[Component data from apps and pages]
[Start of Attachment]

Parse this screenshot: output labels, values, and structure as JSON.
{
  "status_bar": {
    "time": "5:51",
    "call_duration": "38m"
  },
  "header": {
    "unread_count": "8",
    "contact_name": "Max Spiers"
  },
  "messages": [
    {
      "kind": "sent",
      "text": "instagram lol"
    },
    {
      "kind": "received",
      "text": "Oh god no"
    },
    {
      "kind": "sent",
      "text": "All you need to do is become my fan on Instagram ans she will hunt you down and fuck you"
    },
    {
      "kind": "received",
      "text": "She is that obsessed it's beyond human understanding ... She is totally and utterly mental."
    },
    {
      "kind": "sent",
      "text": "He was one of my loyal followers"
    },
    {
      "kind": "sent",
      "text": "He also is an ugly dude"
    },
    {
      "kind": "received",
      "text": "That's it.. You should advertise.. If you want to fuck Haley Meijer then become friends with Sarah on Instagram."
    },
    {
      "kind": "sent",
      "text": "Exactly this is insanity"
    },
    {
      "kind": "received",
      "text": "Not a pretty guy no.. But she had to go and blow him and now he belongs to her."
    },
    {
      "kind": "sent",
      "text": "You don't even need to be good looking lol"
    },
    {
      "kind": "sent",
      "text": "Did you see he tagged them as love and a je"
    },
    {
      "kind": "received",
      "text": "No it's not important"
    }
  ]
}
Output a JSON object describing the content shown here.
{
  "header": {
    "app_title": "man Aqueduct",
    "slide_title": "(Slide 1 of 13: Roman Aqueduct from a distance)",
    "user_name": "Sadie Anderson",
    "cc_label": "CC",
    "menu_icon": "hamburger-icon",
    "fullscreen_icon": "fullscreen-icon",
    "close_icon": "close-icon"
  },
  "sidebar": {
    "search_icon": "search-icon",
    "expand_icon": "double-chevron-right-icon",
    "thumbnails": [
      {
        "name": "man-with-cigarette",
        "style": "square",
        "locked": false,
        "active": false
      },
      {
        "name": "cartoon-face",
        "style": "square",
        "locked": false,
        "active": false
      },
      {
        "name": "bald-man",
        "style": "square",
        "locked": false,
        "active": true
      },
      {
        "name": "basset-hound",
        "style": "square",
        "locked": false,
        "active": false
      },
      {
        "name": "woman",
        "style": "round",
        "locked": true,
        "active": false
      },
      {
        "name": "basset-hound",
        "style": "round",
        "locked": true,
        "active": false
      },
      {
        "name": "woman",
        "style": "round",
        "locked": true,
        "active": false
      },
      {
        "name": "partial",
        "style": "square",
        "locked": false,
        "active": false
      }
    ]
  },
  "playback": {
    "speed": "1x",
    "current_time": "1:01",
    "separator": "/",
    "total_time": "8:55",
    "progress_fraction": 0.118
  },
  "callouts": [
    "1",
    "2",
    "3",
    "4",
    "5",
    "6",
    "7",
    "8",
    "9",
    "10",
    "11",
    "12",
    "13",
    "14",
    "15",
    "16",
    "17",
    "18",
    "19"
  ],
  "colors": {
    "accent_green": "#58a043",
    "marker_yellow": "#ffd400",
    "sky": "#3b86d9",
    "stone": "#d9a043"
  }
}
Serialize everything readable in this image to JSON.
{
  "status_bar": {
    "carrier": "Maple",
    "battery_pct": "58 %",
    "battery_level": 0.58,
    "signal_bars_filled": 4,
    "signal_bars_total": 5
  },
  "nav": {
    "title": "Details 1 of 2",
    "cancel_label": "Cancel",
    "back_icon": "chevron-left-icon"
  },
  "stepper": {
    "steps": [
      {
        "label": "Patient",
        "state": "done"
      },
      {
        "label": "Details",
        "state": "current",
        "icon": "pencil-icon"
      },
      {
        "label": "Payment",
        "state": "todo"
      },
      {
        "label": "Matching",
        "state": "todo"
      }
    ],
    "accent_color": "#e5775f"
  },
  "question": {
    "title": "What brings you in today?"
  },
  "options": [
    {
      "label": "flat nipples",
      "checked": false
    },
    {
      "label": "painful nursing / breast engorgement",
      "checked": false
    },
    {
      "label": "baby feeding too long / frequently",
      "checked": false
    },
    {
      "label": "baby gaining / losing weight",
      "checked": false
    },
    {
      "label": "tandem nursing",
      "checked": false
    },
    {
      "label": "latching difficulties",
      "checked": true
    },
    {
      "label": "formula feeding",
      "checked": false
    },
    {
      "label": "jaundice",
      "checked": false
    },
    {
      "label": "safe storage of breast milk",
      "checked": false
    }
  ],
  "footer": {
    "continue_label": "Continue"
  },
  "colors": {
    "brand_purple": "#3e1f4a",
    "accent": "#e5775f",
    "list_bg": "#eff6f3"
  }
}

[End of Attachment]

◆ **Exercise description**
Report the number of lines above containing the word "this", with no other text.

◆ **Reply to the task**
3